2021 American Housing Survey Finds Significant Cost Increases for Renters

Date Published: 
October 7th, 2022

HUD and the Census Bureau recently announced the 2021 American Housing Survey (AHS) results. The AHS, produced every two years, is the most comprehensive analysis of the nation’s housing inventory and covers a variety of important housing topics, including the composition and quality of the nation's housing stock; rents, mortgages and other housing costs; and neighborhood conditions. The newly released 2021 survey is the first publication since the beginning of the COVID-19 pandemic and shares insights on rising housing costs.

Since the survey was last conducted in 2019, HUD reports that homeowners saw sharp increases in home values and were able to borrow at low interest rates. Renters, in contrast, experienced significant cost increases, such that the median renter now pays nearly the same as the median owner in total housing costs; however, owners have many more square feet per person, 800 square feet compared to 500 for renters.

Other interesting insights found in the survey included: 

  • Median housing costs for renters rose more than owners; the median renter now pays nearly the same as the median owner for total housing costs. Between 2019 and 2021, national median monthly total housing costs increased from $1,137 to $1,200 for owners, 5.5 percent over two years, and from $1,071 to $1,184 for renters (excluding renters with no cash rent), 10.6 percent over two years. 
  • Inability to pay rent payments was similar in 2021 to pre-pandemic times; mortgage payments were better. The data show that in 2021, relative to 2017, renters’ inabilities’ to pay rent were similar, about 7 percent. 2021 renters were likely helped due to the CARES Act and other interventions, including federal unemployment insurance benefits and foreclosure and eviction moratoriums. 
  • Pet ownership rose modestly from 2017 to 2021; Approximately 63.8 million households in the U.S. owned at least one pet in 2021, a 7 percent increase from 2017. 
Resource type(s): 

Sorry, this content is only available to members.

If you're a member of CLPHA, please click here to log in.

If you have not created your CLPHA.org account, it’s easy to create one.

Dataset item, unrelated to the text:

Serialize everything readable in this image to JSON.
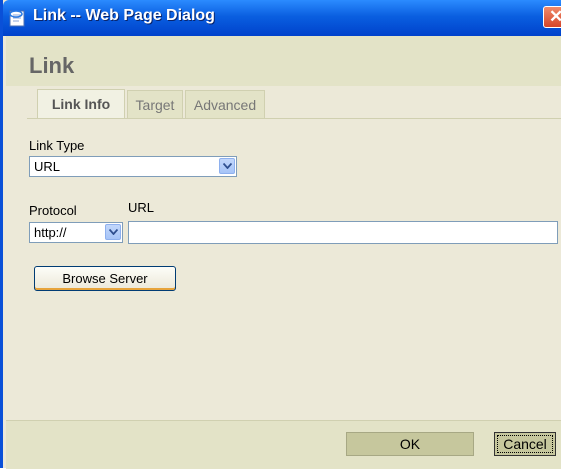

Click here for step-by-step instructions.

You can also click here to watch a webinar site tour that shows CLPHA members how to create website accounts for themselves and provides an overview of the site's functionality.

Otherwise, we invite you to learn more about the many benefits of CLPHA membership.